Waste Spark Ignition

A waste spark ignition system.

Some engines have ignition systems with coil packs that fire two cylinders simultaneously, known as the waste spark method. One cylinder is on its compression stroke, and the other is on its exhaust stroke. The sparkplug that fires during the compression stroke creates power, and the sparkplug that fires during the exhaust stroke is "wasted" because it fires into inert exhaust gases.

A waste spark ignition coil.

These ignition systems are significantly better than older ignition systems, with one coil providing the spark for all the engine's cylinders. However, because of their design, a faulty coil results in a misfire on two cylinders. Scanned data will indicate two misfires; a six-cylinder engine may have misfires on cylinders #2 and #5 or the #1 and the #4 at the same time.

A COP ignition system.
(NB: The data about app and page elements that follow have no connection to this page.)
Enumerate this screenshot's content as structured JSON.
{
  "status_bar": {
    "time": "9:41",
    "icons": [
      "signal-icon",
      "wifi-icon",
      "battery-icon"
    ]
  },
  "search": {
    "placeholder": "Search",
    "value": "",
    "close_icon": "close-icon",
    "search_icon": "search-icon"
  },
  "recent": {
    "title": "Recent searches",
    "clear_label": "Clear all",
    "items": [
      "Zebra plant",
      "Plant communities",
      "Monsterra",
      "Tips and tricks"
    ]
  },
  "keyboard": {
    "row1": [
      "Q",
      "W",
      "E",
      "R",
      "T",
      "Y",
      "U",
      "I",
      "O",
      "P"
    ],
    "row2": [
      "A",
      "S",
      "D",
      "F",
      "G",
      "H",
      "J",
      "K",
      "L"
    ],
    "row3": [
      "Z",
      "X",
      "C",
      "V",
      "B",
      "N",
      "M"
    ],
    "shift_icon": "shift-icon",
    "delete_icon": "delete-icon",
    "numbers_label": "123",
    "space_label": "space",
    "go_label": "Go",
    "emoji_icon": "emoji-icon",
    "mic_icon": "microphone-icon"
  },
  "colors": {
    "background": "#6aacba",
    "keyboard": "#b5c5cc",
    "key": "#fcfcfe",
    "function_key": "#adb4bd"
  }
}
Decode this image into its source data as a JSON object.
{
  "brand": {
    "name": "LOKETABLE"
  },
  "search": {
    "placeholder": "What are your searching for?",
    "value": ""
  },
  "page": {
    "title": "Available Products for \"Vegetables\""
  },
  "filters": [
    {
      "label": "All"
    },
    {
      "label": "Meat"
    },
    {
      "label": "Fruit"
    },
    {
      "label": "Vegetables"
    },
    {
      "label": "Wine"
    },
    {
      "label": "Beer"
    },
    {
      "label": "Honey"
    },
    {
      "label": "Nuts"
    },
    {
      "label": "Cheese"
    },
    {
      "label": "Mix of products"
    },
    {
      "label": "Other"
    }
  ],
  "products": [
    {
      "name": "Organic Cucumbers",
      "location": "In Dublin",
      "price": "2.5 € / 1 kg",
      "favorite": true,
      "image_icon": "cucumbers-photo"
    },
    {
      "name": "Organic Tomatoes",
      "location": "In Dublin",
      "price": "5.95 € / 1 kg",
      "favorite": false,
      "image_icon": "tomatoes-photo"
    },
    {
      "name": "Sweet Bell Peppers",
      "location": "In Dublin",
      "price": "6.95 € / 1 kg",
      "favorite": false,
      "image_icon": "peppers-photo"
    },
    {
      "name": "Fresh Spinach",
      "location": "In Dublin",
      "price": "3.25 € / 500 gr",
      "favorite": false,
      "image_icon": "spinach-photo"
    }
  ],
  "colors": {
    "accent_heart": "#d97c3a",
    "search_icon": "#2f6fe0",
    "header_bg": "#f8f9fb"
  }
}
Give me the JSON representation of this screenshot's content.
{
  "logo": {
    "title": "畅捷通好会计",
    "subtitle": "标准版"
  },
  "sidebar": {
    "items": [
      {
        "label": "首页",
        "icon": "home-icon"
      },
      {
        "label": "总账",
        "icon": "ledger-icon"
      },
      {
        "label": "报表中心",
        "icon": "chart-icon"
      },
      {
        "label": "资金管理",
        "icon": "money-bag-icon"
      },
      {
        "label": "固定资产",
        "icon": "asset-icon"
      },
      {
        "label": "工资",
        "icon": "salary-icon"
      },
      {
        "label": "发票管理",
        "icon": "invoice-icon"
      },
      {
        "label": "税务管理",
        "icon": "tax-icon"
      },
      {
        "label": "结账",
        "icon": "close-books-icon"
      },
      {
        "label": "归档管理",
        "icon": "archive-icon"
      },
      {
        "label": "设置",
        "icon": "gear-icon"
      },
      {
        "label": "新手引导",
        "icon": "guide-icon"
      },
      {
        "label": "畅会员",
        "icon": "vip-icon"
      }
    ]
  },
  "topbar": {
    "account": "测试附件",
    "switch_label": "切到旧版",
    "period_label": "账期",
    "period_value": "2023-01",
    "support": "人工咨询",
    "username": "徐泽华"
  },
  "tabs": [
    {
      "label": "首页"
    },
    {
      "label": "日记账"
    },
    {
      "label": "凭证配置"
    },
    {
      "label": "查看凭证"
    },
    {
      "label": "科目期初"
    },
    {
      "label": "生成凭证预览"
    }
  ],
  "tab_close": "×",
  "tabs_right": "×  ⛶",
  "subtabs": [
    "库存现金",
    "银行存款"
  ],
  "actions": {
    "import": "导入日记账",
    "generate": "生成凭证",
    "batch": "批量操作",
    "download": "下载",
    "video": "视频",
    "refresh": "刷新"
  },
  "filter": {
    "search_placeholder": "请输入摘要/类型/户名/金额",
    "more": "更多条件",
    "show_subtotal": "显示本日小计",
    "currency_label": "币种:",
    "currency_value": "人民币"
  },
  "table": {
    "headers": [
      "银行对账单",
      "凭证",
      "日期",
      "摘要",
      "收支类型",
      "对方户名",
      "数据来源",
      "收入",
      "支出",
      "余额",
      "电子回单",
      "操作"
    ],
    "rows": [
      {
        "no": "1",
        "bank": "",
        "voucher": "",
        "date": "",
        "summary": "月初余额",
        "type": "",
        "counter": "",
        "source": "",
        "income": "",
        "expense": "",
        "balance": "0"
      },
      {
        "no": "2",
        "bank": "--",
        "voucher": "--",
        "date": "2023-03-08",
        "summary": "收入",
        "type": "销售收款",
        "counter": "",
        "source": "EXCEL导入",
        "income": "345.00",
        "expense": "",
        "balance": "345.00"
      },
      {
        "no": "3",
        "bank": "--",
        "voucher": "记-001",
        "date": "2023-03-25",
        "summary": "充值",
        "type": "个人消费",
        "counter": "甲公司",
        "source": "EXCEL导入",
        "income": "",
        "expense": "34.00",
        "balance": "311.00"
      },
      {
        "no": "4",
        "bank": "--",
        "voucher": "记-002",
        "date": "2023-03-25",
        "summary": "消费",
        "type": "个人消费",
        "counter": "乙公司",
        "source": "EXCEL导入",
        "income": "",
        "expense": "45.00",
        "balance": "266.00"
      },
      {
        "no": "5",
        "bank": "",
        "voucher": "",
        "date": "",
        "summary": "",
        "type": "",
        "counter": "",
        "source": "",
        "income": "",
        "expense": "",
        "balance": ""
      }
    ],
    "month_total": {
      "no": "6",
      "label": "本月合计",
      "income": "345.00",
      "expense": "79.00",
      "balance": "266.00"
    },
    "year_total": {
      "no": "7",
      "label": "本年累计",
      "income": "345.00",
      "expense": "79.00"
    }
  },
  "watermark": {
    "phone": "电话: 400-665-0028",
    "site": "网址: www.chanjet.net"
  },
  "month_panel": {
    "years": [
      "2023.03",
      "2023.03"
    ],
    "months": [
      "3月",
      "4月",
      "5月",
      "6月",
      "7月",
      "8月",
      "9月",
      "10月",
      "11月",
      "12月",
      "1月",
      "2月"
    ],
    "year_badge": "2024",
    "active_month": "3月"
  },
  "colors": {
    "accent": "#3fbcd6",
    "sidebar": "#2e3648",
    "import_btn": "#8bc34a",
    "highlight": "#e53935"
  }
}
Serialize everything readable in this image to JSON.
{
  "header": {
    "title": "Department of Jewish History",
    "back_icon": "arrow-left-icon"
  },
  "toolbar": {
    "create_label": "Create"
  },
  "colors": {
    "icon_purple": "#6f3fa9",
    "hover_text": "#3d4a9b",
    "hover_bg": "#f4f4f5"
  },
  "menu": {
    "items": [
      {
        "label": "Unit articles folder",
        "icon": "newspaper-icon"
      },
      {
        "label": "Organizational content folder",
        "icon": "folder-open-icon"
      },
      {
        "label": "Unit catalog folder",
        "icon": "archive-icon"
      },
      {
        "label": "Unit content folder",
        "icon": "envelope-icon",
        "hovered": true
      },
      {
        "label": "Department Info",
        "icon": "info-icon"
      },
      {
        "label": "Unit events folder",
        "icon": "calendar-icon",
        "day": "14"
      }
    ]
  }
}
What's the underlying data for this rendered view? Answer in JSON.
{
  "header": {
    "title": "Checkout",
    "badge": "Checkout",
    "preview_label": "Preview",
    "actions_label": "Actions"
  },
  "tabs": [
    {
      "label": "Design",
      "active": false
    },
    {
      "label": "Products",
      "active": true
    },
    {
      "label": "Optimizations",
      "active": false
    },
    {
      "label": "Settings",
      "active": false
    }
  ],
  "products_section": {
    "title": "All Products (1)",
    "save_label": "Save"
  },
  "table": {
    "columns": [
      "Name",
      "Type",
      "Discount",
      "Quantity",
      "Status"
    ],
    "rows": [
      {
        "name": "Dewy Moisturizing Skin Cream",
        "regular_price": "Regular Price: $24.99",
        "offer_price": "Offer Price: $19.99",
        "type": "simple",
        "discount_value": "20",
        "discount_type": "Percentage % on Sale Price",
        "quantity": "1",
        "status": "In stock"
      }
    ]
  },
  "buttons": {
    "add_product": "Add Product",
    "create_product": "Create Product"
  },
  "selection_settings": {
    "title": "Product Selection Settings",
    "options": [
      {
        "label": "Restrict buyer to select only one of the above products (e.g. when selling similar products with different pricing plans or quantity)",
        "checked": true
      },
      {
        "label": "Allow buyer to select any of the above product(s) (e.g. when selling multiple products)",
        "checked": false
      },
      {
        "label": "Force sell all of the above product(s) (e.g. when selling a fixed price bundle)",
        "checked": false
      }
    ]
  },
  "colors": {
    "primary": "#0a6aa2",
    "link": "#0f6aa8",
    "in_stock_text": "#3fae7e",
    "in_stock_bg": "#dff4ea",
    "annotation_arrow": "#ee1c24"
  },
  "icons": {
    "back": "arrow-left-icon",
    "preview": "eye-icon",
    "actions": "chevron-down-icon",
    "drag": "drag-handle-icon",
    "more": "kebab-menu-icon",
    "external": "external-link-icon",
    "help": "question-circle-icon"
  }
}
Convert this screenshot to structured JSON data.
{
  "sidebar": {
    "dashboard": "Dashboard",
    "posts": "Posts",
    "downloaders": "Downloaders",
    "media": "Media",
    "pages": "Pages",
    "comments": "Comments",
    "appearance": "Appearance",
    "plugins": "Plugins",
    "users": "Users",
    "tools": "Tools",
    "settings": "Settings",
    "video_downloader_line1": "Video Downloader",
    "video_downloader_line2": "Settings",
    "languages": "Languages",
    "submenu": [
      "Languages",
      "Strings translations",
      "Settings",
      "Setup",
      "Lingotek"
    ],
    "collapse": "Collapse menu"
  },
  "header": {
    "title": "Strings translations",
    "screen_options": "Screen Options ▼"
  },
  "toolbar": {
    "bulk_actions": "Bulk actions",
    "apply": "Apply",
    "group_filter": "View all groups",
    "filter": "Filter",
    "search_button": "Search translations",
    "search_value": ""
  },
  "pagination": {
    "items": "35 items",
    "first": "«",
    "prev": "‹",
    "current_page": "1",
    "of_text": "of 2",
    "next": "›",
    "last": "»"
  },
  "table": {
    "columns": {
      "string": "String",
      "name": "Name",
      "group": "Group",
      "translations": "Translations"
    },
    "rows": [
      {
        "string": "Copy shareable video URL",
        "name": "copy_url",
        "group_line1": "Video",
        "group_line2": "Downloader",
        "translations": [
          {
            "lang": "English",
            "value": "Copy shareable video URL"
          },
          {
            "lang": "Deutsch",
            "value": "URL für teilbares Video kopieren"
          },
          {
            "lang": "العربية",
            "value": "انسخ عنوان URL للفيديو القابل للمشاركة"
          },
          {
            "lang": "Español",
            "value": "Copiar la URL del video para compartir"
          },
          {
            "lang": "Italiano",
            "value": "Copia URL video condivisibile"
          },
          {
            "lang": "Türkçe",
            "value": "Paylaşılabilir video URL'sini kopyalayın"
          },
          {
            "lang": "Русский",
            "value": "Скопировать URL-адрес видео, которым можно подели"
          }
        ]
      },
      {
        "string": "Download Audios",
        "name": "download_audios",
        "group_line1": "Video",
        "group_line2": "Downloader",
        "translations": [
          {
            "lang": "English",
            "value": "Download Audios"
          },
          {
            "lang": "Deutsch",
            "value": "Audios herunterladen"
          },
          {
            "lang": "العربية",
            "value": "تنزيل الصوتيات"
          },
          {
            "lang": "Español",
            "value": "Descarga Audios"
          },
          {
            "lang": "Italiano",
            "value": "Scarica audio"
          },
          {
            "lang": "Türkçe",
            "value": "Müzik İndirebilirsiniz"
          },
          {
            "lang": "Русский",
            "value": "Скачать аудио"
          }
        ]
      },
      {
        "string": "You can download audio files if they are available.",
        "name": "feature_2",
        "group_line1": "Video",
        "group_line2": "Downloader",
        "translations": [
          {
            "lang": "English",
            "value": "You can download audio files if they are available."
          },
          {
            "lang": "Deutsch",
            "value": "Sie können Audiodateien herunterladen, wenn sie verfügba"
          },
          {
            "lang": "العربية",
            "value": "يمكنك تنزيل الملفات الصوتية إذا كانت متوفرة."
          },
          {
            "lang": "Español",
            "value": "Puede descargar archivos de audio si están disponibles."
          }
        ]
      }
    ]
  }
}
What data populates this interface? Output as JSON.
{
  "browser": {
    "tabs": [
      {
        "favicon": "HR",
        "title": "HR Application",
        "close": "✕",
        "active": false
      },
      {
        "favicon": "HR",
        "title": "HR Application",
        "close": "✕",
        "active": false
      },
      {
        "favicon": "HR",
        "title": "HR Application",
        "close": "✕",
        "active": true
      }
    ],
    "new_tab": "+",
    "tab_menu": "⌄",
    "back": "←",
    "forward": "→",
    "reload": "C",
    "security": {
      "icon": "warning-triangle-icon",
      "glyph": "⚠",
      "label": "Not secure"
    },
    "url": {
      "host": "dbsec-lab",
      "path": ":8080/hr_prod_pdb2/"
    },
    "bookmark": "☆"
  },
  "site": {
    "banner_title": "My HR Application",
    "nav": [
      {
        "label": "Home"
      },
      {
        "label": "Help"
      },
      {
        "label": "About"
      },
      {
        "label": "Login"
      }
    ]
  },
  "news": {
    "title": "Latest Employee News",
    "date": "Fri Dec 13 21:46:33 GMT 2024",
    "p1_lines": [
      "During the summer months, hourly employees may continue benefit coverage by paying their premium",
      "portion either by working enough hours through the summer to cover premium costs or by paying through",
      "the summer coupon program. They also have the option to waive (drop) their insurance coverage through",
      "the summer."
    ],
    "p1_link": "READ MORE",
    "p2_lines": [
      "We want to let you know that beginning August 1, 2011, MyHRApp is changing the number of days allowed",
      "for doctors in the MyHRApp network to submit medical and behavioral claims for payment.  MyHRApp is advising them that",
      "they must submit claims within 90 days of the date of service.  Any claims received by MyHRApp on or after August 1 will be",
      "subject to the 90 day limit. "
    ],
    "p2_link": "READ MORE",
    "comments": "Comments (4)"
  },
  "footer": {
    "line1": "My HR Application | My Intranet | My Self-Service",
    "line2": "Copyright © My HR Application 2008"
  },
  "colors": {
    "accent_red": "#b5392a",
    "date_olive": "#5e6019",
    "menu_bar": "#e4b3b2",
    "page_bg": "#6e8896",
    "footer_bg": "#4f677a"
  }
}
Most of today's engines have (COP) coil over plug ignition systems. These ignition systems are more efficient than single-coil or waste spark ignition systems. The ignition module, located in the ECM or in the coil itself, controls on-time (dwell). Limiting the amount of dwell reduces unwanted heat when demand is low but still provides full saturation for acceleration, a heavy load, and passing. In addition, COP ignition systems offer better performance because the ECM controls each cylinder individually.